• _Problem_
What lines below mention the word "zoom"? Copy each one.
== Segment start ==
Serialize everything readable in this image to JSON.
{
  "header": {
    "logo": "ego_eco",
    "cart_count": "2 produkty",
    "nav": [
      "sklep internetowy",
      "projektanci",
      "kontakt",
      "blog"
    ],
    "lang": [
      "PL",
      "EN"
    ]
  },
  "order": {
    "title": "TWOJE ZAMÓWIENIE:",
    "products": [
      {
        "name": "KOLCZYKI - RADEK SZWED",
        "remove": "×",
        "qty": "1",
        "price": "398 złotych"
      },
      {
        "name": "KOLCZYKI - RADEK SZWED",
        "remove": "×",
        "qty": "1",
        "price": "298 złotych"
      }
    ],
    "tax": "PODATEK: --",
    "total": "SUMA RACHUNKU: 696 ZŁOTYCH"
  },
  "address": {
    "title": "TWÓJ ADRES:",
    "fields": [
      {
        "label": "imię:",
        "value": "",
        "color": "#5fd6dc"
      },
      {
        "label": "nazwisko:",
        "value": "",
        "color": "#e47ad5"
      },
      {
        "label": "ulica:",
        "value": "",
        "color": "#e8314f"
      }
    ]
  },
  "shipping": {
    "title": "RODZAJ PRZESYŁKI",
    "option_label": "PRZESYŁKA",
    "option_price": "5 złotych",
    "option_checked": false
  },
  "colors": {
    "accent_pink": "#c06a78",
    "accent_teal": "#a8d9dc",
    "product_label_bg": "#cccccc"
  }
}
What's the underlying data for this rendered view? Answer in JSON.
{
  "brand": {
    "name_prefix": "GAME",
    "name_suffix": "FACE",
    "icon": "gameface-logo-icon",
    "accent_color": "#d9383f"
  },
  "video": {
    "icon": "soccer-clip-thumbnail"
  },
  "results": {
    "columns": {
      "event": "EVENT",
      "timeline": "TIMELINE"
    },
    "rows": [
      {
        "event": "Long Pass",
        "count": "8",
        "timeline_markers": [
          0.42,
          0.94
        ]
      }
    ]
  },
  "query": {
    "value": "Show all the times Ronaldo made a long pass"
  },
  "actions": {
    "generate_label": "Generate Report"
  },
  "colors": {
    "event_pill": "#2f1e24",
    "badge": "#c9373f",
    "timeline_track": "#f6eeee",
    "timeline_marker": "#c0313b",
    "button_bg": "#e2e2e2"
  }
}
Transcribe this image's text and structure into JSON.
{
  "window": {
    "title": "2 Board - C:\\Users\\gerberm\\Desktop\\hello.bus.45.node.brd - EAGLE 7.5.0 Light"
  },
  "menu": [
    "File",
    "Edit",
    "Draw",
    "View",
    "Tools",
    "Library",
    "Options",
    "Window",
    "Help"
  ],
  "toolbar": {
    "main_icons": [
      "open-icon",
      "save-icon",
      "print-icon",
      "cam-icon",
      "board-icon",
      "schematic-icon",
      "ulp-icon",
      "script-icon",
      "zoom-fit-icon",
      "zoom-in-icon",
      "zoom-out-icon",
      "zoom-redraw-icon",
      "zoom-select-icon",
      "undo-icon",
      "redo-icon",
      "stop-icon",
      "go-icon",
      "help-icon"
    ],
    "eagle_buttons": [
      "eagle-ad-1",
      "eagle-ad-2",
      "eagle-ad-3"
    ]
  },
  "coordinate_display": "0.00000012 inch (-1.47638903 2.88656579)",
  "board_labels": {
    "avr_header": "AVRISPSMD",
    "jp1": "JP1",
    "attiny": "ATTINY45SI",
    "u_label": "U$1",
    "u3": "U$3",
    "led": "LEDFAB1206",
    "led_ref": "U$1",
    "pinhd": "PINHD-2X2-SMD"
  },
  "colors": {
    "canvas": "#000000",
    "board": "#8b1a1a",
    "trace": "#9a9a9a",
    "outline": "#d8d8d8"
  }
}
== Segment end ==
• _Task answer_
      "zoom-fit-icon",
      "zoom-in-icon",
      "zoom-out-icon",
      "zoom-redraw-icon",
      "zoom-select-icon",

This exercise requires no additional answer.